Saft: This is a Safari add on that remembers your open Tabs and lots, lots more:

SuperDuper! This is a data backup and copying utility. Has saved my butt many times:

SWF and FLV Player: This will play SWFs and FLVs directly, and will also tell you their dimensions:

Switch: This is audio encoding software. Takes your audio and makes them MP3s. (Max is another:

TextSoap: This is a multi-step text cleaner. In other words, you can link multiple find/replaces in one step and clean up text automagically:

Transmit: The best FTP client out there with drag-drop interface, droplets and more:

TweetDeck: A great Twitter client with multiple panes for direct messages, searches, etc.:

WireTap Studio: Very similar to Audio Hijack Pro:

Xmarks: This will synchronize your bookmarks (and passwords) across platforms and computers. So, your FireFox and Safari bookmarks will always be in sync.:

YouSendIt: This is a way to e-mail somebody giant files.:

OpenID: This isn’t an application, but a service that will unify different profiles under one ID. For example, you can link several Basecamp accounts under one OpenID.

Regular expressions: This isn’t an application either, but rather a way of doing complex pattern-matching search and replace.

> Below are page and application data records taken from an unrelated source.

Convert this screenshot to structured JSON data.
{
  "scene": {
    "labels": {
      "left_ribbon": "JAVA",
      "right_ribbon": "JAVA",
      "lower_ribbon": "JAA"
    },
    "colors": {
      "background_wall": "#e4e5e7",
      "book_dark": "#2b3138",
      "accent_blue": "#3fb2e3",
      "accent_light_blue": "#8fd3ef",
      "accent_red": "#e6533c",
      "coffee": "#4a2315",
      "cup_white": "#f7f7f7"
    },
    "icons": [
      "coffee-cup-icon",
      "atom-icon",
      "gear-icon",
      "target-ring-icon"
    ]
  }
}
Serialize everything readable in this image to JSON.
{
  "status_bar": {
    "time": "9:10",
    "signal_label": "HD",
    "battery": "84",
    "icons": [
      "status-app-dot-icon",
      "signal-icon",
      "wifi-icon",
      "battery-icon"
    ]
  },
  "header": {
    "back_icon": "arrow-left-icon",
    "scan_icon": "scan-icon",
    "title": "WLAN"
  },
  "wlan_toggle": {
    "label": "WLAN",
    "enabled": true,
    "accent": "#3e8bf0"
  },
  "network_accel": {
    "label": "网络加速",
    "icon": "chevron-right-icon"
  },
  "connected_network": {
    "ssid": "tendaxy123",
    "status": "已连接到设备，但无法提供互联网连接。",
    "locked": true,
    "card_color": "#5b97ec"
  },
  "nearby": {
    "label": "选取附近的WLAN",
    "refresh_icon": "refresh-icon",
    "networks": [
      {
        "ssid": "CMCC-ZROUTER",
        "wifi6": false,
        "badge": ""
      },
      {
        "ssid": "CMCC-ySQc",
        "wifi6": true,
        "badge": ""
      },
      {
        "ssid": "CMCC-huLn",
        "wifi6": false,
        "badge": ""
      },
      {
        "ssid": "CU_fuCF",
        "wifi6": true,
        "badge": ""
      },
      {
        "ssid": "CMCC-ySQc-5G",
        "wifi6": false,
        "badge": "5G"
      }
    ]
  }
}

Let’s say you want to search “Josh is a buffoon” and change it to “What a buffoon Josh is!” You could do that by searching “(Josh).*(buffoon)” and replacing it with “What a /2 /1 is!” It’s easier to demonstrate.

Concatenation in spreadsheets: Also not an app, but a way to take columns of data and turn it into XML. More here:

Batchgeocode: Need to get lat/long for a place, or a bunch of places?:

There are more, but this is a pretty good list. I hope it’s helpful to folks.